Kiryat Arba soccer team.
(photo credit: DANNY MAARON)
Over 60 Members of the European Parliament on Saturday urged the Fédération Internationale de Football Association (FIFA) to halt Israeli settlement-based soccer teams from competing in the Israeli soccer league, according to Al Jazeera.
Addressed to FIFA President Gianni Infantino, the letter, signed by 66 MEPs, demanded the organization "rule that settlement clubs either fully relocate within Israel’s internationally-recognized borders or are excluded from the Israeli Football Association."
"We want to see football thrive in both Israel and Palestine," the letter states, adding "to that end, FIFA must not let football be an instrument of territorial expansion."
The letter claims that clubs based in Israeli-settlements violate FIFA Statues, citing regulations reading
"Members and their Clubs may not play on the territory of another Member without the latter’s approval."
Israeli settlements built in the West Bank are considered illegal under international law, while the Israeli government considers the land disputed territory.
FIFA is expected to make a decision concerning the soccer clubs in an upcoming council meeting on October 13, based on recommendations submitted by the FIFA Monitoring Committee Israel-Palestine, according to Al Jazeera.
This is not the first time FIFA has been lobbied to take action against teams based in Israeli settlements.
In late July, an international petition with almost 150,000 signatures has demanded that FIFA force the Israel Football Association to eliminate six of its clubs that are based in West Bank settlements.
The six settlements are Ma’aleh Adumim, Ariel, Givat Ze’ev, Oranit, the Jordan Valley, the South Hebron Hills and Kiryat Arba.
The PA also led a failed drive at the 65th FIFA Congress in 2015 to suspend the teams in the Israeli soccer league.
A compromise was worked out, through which a monitoring committee was created to oversee issues affecting the development of soccer in the Palestinian territories.
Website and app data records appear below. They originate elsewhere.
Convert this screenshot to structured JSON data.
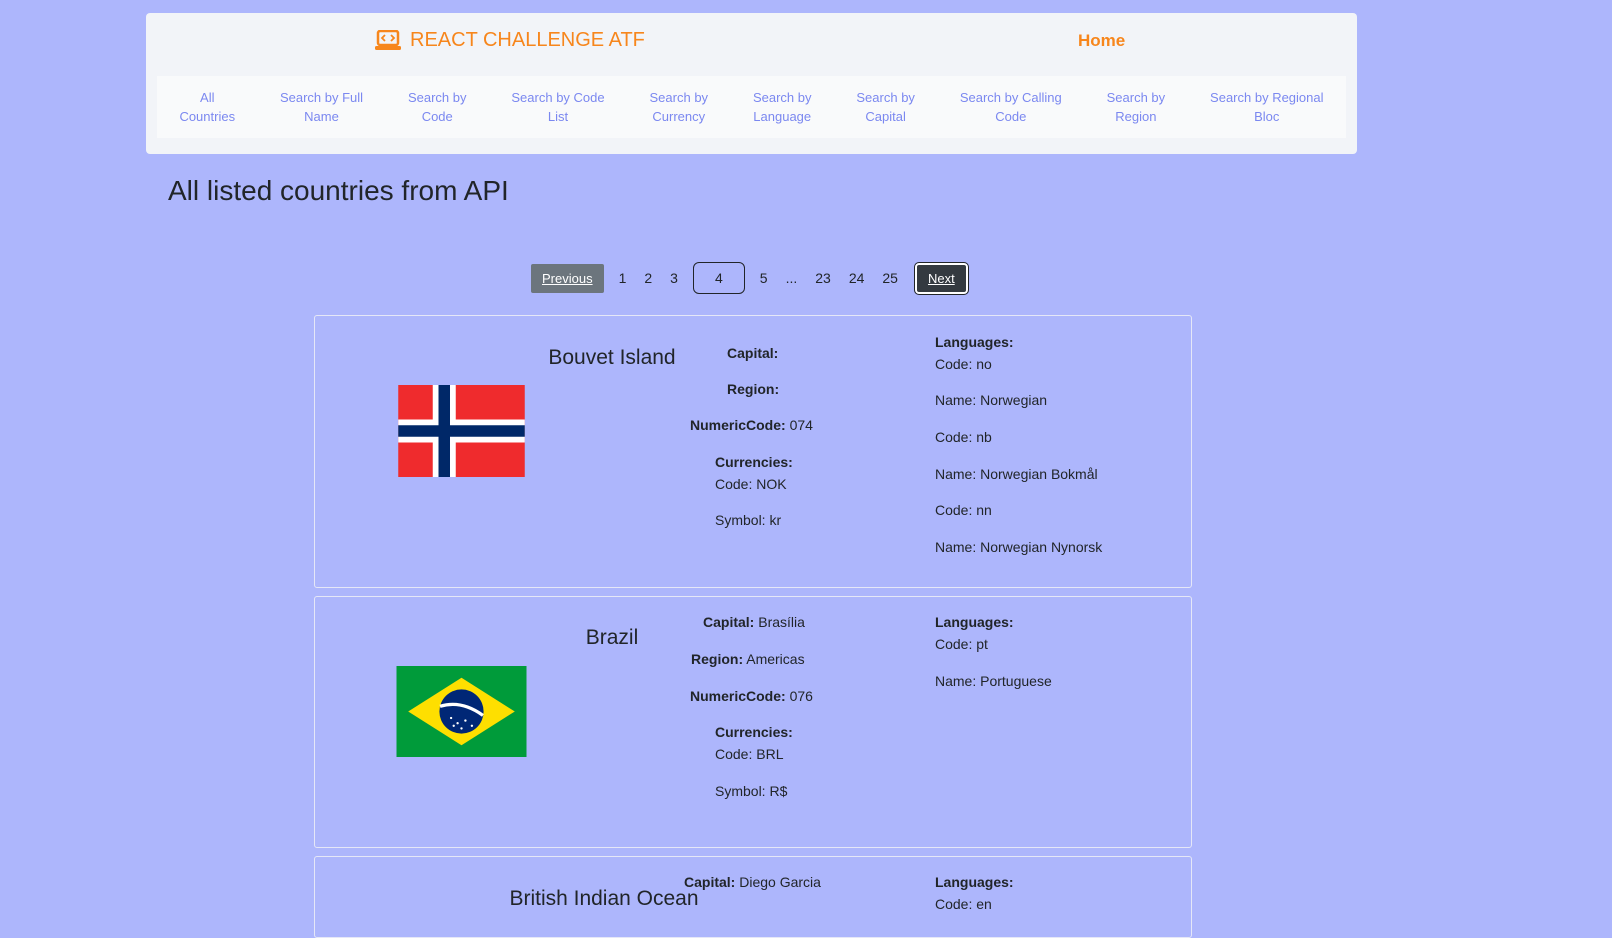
{
  "header": {
    "brand": "REACT CHALLENGE ATF",
    "home": "Home",
    "nav": [
      "All\nCountries",
      "Search by Full\nName",
      "Search by\nCode",
      "Search by Code\nList",
      "Search by\nCurrency",
      "Search by\nLanguage",
      "Search by\nCapital",
      "Search by Calling\nCode",
      "Search by\nRegion",
      "Search by Regional\nBloc"
    ]
  },
  "main": {
    "title": "All listed countries from API"
  },
  "pagination": {
    "previous": "Previous",
    "pages": [
      "1",
      "2",
      "3",
      "4",
      "5",
      "...",
      "23",
      "24",
      "25"
    ],
    "current": "4",
    "next": "Next"
  },
  "labels": {
    "capital": "Capital:",
    "region": "Region:",
    "numeric": "NumericCode:",
    "currencies": "Currencies:",
    "languages": "Languages:"
  },
  "countries": [
    {
      "name": "Bouvet Island",
      "capital": "",
      "region": "",
      "numeric": "074",
      "currency_code": "Code: NOK",
      "currency_symbol": "Symbol: kr",
      "languages": [
        "Code: no",
        "Name: Norwegian",
        "Code: nb",
        "Name: Norwegian Bokmål",
        "Code: nn",
        "Name: Norwegian Nynorsk"
      ]
    },
    {
      "name": "Brazil",
      "capital": "Brasília",
      "region": "Americas",
      "numeric": "076",
      "currency_code": "Code: BRL",
      "currency_symbol": "Symbol: R$",
      "languages": [
        "Code: pt",
        "Name: Portuguese"
      ]
    },
    {
      "name": "British Indian Ocean",
      "capital": "Diego Garcia",
      "languages_first": "Code: en"
    }
  ],
  "colors": {
    "background": "#adb6fc",
    "brand": "#f7861c",
    "nav_link": "#7b88f0"
  }
}
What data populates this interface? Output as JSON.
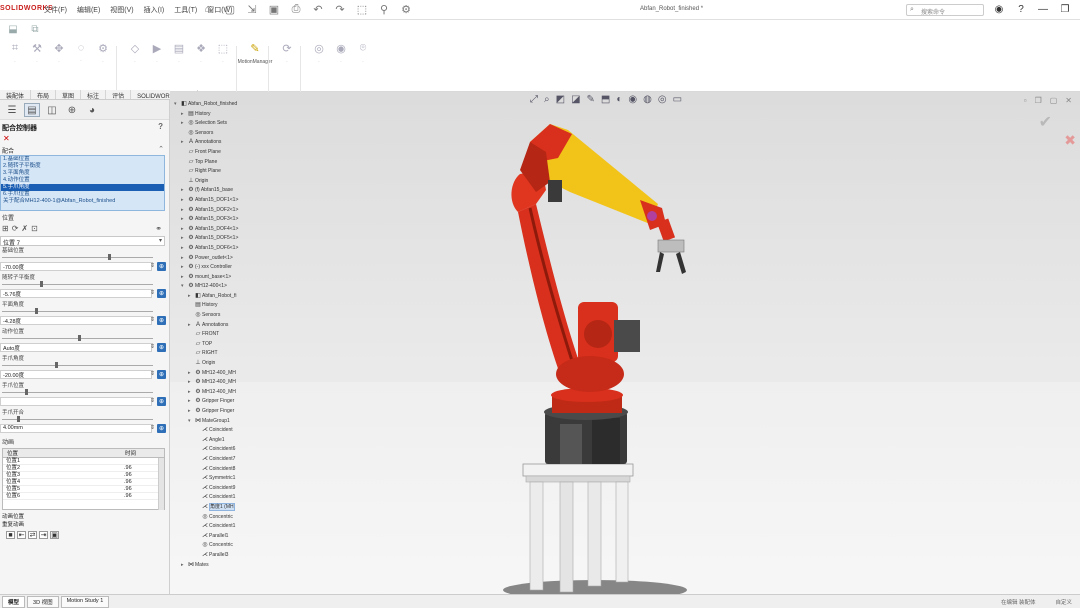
{
  "app": {
    "logo_text": "SOLIDWORKS",
    "document_title": "Abfan_Robot_finished *"
  },
  "menu": [
    "文件(F)",
    "编辑(E)",
    "视图(V)",
    "插入(I)",
    "工具(T)",
    "窗口(W)"
  ],
  "search": {
    "placeholder": "搜索命令"
  },
  "command_tabs": [
    "装配体",
    "布局",
    "草图",
    "标注",
    "评估",
    "SOLIDWORKS 插件"
  ],
  "active_tool_label": "MotionManager",
  "panel": {
    "title": "配合控制器",
    "section_mates": "配合",
    "mates": [
      "1.基础位置",
      "2.随转子平衡度",
      "3.平面角度",
      "4.动作位置",
      "5.手爪角度",
      "6.手爪位置",
      "关于配合MH12-400-1@Abfan_Robot_finished"
    ],
    "selected_mate_index": 4,
    "section_position": "位置",
    "position_value": "位置 7",
    "params": [
      {
        "label": "基础位置",
        "value": "-70.00度",
        "knob": 0.7
      },
      {
        "label": "随转子平衡度",
        "value": "-5.76度",
        "knob": 0.25
      },
      {
        "label": "平面角度",
        "value": "-4.28度",
        "knob": 0.22
      },
      {
        "label": "动作位置",
        "value": "Auto度",
        "knob": 0.5
      },
      {
        "label": "手爪角度",
        "value": "-20.00度",
        "knob": 0.35
      },
      {
        "label": "手爪位置",
        "value": "",
        "knob": 0.15
      },
      {
        "label": "手爪开合",
        "value": "4.00mm",
        "knob": 0.1
      }
    ],
    "section_anim": "动画",
    "timing_headers": [
      "位置",
      "时间"
    ],
    "timing_rows": [
      {
        "name": "位置1",
        "time": ""
      },
      {
        "name": "位置2",
        "time": ".96"
      },
      {
        "name": "位置3",
        "time": ".96"
      },
      {
        "name": "位置4",
        "time": ".96"
      },
      {
        "name": "位置5",
        "time": ".96"
      },
      {
        "name": "位置6",
        "time": ".96"
      }
    ],
    "option1": "动画位置",
    "option2": "重复动画"
  },
  "tree": [
    {
      "lvl": 0,
      "ex": "▾",
      "ic": "◧",
      "t": "Abfan_Robot_finished"
    },
    {
      "lvl": 1,
      "ex": "▸",
      "ic": "▤",
      "t": "History"
    },
    {
      "lvl": 1,
      "ex": "▸",
      "ic": "◎",
      "t": "Selection Sets"
    },
    {
      "lvl": 1,
      "ex": "",
      "ic": "◎",
      "t": "Sensors"
    },
    {
      "lvl": 1,
      "ex": "▸",
      "ic": "A",
      "t": "Annotations"
    },
    {
      "lvl": 1,
      "ex": "",
      "ic": "▱",
      "t": "Front Plane"
    },
    {
      "lvl": 1,
      "ex": "",
      "ic": "▱",
      "t": "Top Plane"
    },
    {
      "lvl": 1,
      "ex": "",
      "ic": "▱",
      "t": "Right Plane"
    },
    {
      "lvl": 1,
      "ex": "",
      "ic": "⊥",
      "t": "Origin"
    },
    {
      "lvl": 1,
      "ex": "▸",
      "ic": "⚙",
      "t": "(f) Abfan15_base"
    },
    {
      "lvl": 1,
      "ex": "▸",
      "ic": "⚙",
      "t": "Abfan15_DOF1<1>"
    },
    {
      "lvl": 1,
      "ex": "▸",
      "ic": "⚙",
      "t": "Abfan15_DOF2<1>"
    },
    {
      "lvl": 1,
      "ex": "▸",
      "ic": "⚙",
      "t": "Abfan15_DOF3<1>"
    },
    {
      "lvl": 1,
      "ex": "▸",
      "ic": "⚙",
      "t": "Abfan15_DOF4<1>"
    },
    {
      "lvl": 1,
      "ex": "▸",
      "ic": "⚙",
      "t": "Abfan15_DOF5<1>"
    },
    {
      "lvl": 1,
      "ex": "▸",
      "ic": "⚙",
      "t": "Abfan15_DOF6<1>"
    },
    {
      "lvl": 1,
      "ex": "▸",
      "ic": "⚙",
      "t": "Power_outlet<1>"
    },
    {
      "lvl": 1,
      "ex": "▸",
      "ic": "⚙",
      "t": "(-) xxx Controller"
    },
    {
      "lvl": 1,
      "ex": "▸",
      "ic": "⚙",
      "t": "mount_base<1>"
    },
    {
      "lvl": 1,
      "ex": "▾",
      "ic": "⚙",
      "t": "MH12-400<1>"
    },
    {
      "lvl": 2,
      "ex": "▸",
      "ic": "◧",
      "t": "Abfan_Robot_fi"
    },
    {
      "lvl": 2,
      "ex": "",
      "ic": "▤",
      "t": "History"
    },
    {
      "lvl": 2,
      "ex": "",
      "ic": "◎",
      "t": "Sensors"
    },
    {
      "lvl": 2,
      "ex": "▸",
      "ic": "A",
      "t": "Annotations"
    },
    {
      "lvl": 2,
      "ex": "",
      "ic": "▱",
      "t": "FRONT"
    },
    {
      "lvl": 2,
      "ex": "",
      "ic": "▱",
      "t": "TOP"
    },
    {
      "lvl": 2,
      "ex": "",
      "ic": "▱",
      "t": "RIGHT"
    },
    {
      "lvl": 2,
      "ex": "",
      "ic": "⊥",
      "t": "Origin"
    },
    {
      "lvl": 2,
      "ex": "▸",
      "ic": "⚙",
      "t": "MH12-400_MH"
    },
    {
      "lvl": 2,
      "ex": "▸",
      "ic": "⚙",
      "t": "MH12-400_MH"
    },
    {
      "lvl": 2,
      "ex": "▸",
      "ic": "⚙",
      "t": "MH12-400_MH"
    },
    {
      "lvl": 2,
      "ex": "▸",
      "ic": "⚙",
      "t": "Gripper Finger"
    },
    {
      "lvl": 2,
      "ex": "▸",
      "ic": "⚙",
      "t": "Gripper Finger"
    },
    {
      "lvl": 2,
      "ex": "▾",
      "ic": "⋈",
      "t": "MateGroup1"
    },
    {
      "lvl": 3,
      "ex": "",
      "ic": "⋌",
      "t": "Coincident"
    },
    {
      "lvl": 3,
      "ex": "",
      "ic": "⋌",
      "t": "Angle1"
    },
    {
      "lvl": 3,
      "ex": "",
      "ic": "⋌",
      "t": "Coincident6"
    },
    {
      "lvl": 3,
      "ex": "",
      "ic": "⋌",
      "t": "Coincident7"
    },
    {
      "lvl": 3,
      "ex": "",
      "ic": "⋌",
      "t": "Coincident8"
    },
    {
      "lvl": 3,
      "ex": "",
      "ic": "⋌",
      "t": "Symmetric1"
    },
    {
      "lvl": 3,
      "ex": "",
      "ic": "⋌",
      "t": "Coincident9"
    },
    {
      "lvl": 3,
      "ex": "",
      "ic": "⋌",
      "t": "Coincident1"
    },
    {
      "lvl": 3,
      "ex": "",
      "ic": "⋌",
      "t": "角度1 (MH"
    },
    {
      "lvl": 3,
      "ex": "",
      "ic": "◎",
      "t": "Concentric"
    },
    {
      "lvl": 3,
      "ex": "",
      "ic": "⋌",
      "t": "Coincident1"
    },
    {
      "lvl": 3,
      "ex": "",
      "ic": "⋌",
      "t": "Parallel1"
    },
    {
      "lvl": 3,
      "ex": "",
      "ic": "◎",
      "t": "Concentric"
    },
    {
      "lvl": 3,
      "ex": "",
      "ic": "⋌",
      "t": "Parallel3"
    },
    {
      "lvl": 1,
      "ex": "▸",
      "ic": "⋈",
      "t": "Mates"
    }
  ],
  "tree_selected_index": 42,
  "bottom_tabs": [
    "模型",
    "3D 视图",
    "Motion Study 1"
  ],
  "status_right": [
    "在编辑 装配体",
    "自定义"
  ],
  "colors": {
    "accent": "#1a5fb4",
    "robot_red": "#d8301c",
    "robot_yellow": "#f2c318",
    "cancel": "#e05a5a"
  }
}
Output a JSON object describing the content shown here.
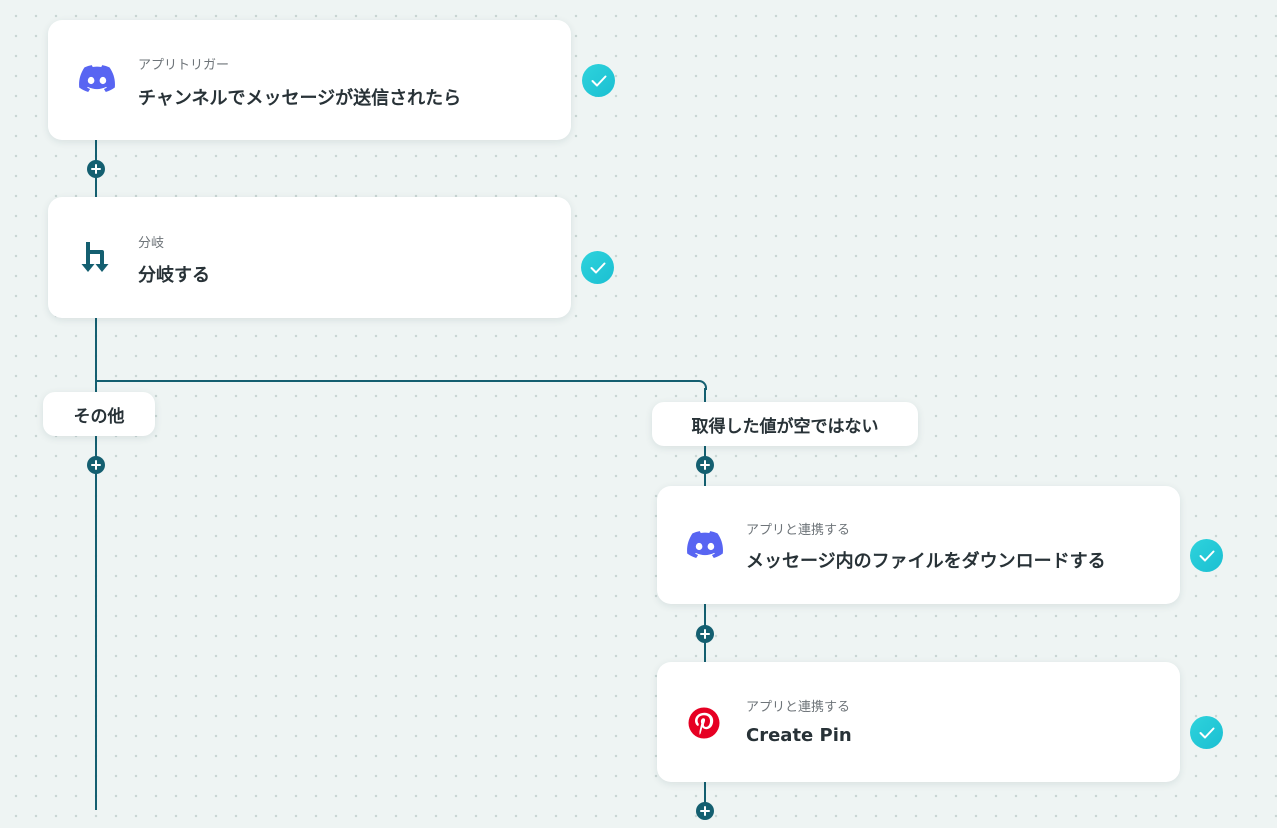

The committee is headed by South African government minister Tokyo Sexwale. Tovah Lazaroff contributed to this article.